This event lasted an hour, from noon to 1 p.m. Angdembey expressed that her original wish for the club was “to stand up for 24 hours to represent, to stand for the 29.3 million people who are enslaved but we can’t do that on campus because of campus policies. We’re not allowed to stay for 24 hours. We tried but we couldn’t, so this is the second best.”
The IJM is a group that regularly collaborates with other organizations. Angdembey stated, “In the OC, we have this thing called OC Human Trafficking Task Force which works with the CSB community service programs and police departments and Anaheim, around Santa Ana, all the OC cities, and it’s pretty good. They’re doing a lot of good work. In between 2011 and 2013, they’ve served over 200 clients.”
These clients, victims of sexual abuse and exploitation, are then aided by such programs to create different futures for themselves, as these programs give men and women a chance at having new, independent lives.
“They’ve rescued them and gave them options on what to do. Most of these girls, they’re considered prostitutes because it’s not always clear who is being trafficked or not and the case workers, people at the task force, along with the police workers, they try to see how to help them,” Angdembey said.
She explained the reality of the situation for girls trapped in the trade. “Most of the people in the sex trade are not there voluntarily. They say they are but they are coerced to doing it and that is basically what human trafficking is, forcing someone to do something that they don’t want to do. It’s basically modern day slavery.”
When asked why Angdembey was so passionate about this cause, she gave her raw and personal reasons: “I have been in this campus chapter for three years now. I’m originally from Nepal. Human trafficking is a big issue there and growing up there, I would always hear about people getting coerced, people in the villages. I would always hear stories, mostly girls, getting duped into prostitution and brothels, or people getting kidnapped. Growing up, I’ve always wanted to do something related to social justice and since human trafficking hit so close to home for me, I want to help.”
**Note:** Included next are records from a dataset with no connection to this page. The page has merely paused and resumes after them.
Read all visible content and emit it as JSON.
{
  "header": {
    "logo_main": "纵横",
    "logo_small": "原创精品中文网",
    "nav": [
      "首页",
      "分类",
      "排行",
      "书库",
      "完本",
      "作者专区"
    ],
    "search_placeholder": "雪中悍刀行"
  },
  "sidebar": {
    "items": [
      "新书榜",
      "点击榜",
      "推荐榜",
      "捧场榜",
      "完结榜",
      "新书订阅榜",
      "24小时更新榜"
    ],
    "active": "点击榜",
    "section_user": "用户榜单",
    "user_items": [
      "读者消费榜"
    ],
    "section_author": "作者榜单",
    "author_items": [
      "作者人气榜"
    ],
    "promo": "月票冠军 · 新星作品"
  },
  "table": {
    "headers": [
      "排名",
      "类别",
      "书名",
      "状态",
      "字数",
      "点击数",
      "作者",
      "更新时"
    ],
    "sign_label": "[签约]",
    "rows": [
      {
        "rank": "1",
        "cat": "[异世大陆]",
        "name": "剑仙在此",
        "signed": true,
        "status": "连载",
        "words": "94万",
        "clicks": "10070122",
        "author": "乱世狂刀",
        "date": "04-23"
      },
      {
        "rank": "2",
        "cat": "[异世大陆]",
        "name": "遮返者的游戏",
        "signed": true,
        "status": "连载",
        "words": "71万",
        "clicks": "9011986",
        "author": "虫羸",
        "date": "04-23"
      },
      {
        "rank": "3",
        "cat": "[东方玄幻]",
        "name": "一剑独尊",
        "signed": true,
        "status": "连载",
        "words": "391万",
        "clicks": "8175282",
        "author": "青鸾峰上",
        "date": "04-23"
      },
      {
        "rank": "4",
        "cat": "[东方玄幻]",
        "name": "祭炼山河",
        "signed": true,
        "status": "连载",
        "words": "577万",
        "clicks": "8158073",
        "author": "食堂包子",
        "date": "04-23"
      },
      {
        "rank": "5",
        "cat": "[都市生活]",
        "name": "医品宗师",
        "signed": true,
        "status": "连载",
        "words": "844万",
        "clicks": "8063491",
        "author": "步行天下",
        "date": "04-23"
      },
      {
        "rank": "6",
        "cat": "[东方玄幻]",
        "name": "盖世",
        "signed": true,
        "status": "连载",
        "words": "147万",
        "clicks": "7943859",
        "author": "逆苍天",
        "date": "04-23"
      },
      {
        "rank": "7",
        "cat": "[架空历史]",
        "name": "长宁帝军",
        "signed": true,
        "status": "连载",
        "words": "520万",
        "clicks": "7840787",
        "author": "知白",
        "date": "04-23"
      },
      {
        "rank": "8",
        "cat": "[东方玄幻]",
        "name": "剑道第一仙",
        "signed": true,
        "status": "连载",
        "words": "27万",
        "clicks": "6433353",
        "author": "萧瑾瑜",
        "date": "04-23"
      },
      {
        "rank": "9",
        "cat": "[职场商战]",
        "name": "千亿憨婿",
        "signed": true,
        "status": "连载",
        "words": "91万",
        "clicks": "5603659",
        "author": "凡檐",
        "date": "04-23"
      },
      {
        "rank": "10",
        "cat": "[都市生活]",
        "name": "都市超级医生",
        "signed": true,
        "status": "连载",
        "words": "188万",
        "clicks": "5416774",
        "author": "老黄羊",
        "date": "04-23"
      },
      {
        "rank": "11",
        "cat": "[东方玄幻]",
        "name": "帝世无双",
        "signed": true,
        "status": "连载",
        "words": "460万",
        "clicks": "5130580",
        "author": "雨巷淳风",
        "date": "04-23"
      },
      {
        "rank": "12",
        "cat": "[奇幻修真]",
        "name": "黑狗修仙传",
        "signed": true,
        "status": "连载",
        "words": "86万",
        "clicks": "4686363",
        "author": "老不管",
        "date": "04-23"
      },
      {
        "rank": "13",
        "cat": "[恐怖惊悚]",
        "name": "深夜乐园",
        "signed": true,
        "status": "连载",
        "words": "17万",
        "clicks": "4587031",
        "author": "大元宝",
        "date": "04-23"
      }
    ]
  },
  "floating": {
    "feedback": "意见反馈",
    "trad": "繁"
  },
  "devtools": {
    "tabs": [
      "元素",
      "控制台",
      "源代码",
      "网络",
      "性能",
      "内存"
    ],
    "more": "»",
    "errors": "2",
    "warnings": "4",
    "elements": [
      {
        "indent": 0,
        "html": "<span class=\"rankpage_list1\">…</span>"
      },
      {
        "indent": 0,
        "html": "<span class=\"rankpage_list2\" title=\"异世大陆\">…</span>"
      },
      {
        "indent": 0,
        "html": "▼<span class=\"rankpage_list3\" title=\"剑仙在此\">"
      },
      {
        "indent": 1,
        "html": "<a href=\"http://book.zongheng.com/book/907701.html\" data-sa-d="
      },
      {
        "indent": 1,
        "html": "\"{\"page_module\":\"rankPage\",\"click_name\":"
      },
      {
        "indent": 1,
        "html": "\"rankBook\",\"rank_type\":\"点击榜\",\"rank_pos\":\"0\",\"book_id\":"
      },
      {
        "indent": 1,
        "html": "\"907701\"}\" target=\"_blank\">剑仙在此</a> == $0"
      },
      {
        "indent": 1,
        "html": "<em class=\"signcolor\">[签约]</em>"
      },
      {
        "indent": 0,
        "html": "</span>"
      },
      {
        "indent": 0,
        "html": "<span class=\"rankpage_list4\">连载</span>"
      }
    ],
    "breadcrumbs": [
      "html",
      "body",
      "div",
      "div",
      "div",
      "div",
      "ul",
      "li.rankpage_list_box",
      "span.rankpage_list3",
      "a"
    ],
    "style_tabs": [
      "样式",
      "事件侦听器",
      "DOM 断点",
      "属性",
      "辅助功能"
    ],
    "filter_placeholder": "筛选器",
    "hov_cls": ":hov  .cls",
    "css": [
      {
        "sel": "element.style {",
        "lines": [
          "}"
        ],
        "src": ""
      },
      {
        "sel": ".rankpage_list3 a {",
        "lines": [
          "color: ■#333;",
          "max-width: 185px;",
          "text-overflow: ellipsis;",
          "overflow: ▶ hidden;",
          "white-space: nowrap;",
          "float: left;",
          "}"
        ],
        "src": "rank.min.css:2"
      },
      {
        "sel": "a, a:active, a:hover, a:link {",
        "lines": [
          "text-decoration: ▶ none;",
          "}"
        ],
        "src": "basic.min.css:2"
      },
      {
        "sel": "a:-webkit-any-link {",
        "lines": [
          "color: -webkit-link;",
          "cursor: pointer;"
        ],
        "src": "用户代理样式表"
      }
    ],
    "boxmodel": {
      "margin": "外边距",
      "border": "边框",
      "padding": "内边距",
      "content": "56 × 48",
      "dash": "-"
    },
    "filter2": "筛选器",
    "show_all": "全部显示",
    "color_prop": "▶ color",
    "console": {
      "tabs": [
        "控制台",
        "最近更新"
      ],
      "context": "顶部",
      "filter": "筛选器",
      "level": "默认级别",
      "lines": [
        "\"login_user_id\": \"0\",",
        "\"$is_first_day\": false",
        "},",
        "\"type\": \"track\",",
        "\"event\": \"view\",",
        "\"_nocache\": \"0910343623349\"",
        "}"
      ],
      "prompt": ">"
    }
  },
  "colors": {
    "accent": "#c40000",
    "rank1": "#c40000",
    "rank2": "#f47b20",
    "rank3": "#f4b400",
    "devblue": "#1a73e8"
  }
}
Angela Simmons is a third- year UCI student that attended the event. She pointed out, “This conversation needs to happen and people need to be aware that slavery isn’t over and human trafficking does exist. A lot of people are oblivious to it and turn a blind eye to it … There are steps that I can take personally into helping; it’s easy to think that I’m just one person and I can’t do much but I feel like these kinds of events help me realize that I am one person but everyone is. If that one person steps up then it’s a domino effect and more people can come out and show support.”
The two performers who danced and sang for the event were members of the Ballet Folklorico club. Nayeli Correa, a fourth-year and the vice president of the club, expressed the importance that performance has to a big cause such as Stand For Freedom.
“I think performances bring a sense of hope because any time I perform, I’m really happy but I’m also hopeful about the energy that I’m trying to transmit to the audience. Sometimes you just have to keep smiling,” she said. Mariam Iskajyan is a member of the on-campus UNICEF group.
“I’m a firm believer of human rights and human dignity. A lot of these issues are not just charity issues or just affecting other people… These are social and economic injustices that shouldn’t exist. I think that it’s my social responsibility as a global citizen to really make sure that these things aren’t happening,” she said.
IJM meets every Monday from 5 to 6 p.m. in Humanities Hall 226. Anyone interested in their cause is welcome to attend the meetings.